bradley cross

As long as its real and not wasted on “friends”. Especially when its taxpayer money.


YES ! Good To See , ” Minus The Secret Agendas”


Well.., Good Luck With the 5-5-5….So Much for that !


Obviously that goal wasn’t reached, but perhaps making the effort was worthwhile.

“Ah, but a man’s reach should exceed his grasp, Or what’s a heaven for?” — Robert Browning


I’m absolutely delighted to see this program continue.

But $24M/year sure doesn’t buy much R&D. I’d be much happier if they spent 50 times that amount, per year. Properly spent, the tax payers would have no problem getting a return on their investment.


5yrs Have Yielded Important scientific “BS” Breakthroughs & Resulted With 3 More Startups to Line Their Pockets , with FREE MONEY At the Tax Payer’s Expense..Instead of Working On Improving What is Already Proven !


What is “already proven” is *not* enough to overcome major challenges, such as batteries for seasonal storage.

Also, the things proven today wouldn’t exist if it wasn’t for this sort of research projects in the past.


If something is already proven, then why would you work more on it???

I believe the old story is – true or not – that Thomas Edison tried 3000 different potential filaments when he invented the light bulb. Point is, nobody knows exactly what the answer is for better battery technology and we have to go hunt for it. And this is what the hunt looks like.

The option of not hunting for better battery technology is that we let the Chinese beat us to it, and we’re forced to buy from the Chinese in the future. Not good for the trade deficit.


Government should Be Very Selective of Whom They Give R&D Money To & Prevent Scams…..I Don’t say To Stop Work On New Chemistry .. The Lithium Ion technology is proven & it works ..Lithium Has More Potential , We should try to make it better …just like Tesla is Doing As We work On New Chemistries .Then if we have a Breakthrough , GReat ! , But it will Take a long time to Develop & To Get it Online and Blend it in , to Replace the Present Chemistry which is Great & Could Get Much Better.. Breakthroughs Can Not Happen Overnight …


AFAIK it’s well documented that Edison — or rather, the people working for him — tried several thousand light bulb designs. That’s how they were able to come up with an actually practical one, unlike the dozen or so that were patented by other people before…


I’m surprised that DOE haven’t been cut like the EPA. Don’t tell Trump


Well, the DoE is responsible for the entire energy system — including coal plants… Indeed they have been trying to instrumentalise the DoE — run by another one of Trump’s cronies — to push the coal agenda. (Unsuccessfully thus far, as far as I know.)

It is indeed surprising though that they haven’t cut the renewables-related research projects…


Trump budget seek 72% cut to DOE clean energy research but the Congress did not approve.

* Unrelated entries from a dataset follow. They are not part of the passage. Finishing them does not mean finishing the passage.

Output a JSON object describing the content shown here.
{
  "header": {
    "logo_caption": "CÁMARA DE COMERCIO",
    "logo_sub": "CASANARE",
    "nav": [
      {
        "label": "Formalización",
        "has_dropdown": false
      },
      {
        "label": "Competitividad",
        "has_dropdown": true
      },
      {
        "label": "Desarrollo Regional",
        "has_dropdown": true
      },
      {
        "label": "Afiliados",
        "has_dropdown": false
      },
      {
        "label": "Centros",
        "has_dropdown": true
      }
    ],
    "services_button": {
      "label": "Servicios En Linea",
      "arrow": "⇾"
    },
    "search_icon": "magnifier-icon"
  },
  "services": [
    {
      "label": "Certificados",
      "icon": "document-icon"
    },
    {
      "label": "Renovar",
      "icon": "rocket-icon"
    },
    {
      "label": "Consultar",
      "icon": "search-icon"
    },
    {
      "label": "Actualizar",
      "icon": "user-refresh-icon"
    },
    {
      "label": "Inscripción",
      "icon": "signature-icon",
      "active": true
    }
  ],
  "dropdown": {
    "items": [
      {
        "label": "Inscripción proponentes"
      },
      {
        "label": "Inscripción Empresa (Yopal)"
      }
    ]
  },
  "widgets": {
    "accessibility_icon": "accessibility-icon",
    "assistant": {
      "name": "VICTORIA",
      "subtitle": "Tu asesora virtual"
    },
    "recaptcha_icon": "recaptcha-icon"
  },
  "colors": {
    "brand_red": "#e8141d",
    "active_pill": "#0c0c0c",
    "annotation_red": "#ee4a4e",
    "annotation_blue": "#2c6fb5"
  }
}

Even the GOP realized the importance of minimal funding for research.


FYI… I believe this story was first published at Green Car Congress, not Green Car Reports. The story was published on 18 Sept 2018.

Never the less, thanks for posting this story as I was not aware that this program is being continued. Very exciting news.


The source is what this article is based on, not who run an article on that topic first…


The last thing this government specially this administration is progress on batteries, just look at their track record. Do you really think big oil is going to allow it to happen? Can’t remember the battery company name but in the 90’s Chevron bought the company and patents then immediately close the doors.


Still a missing zero in the number but they are already getting more serious.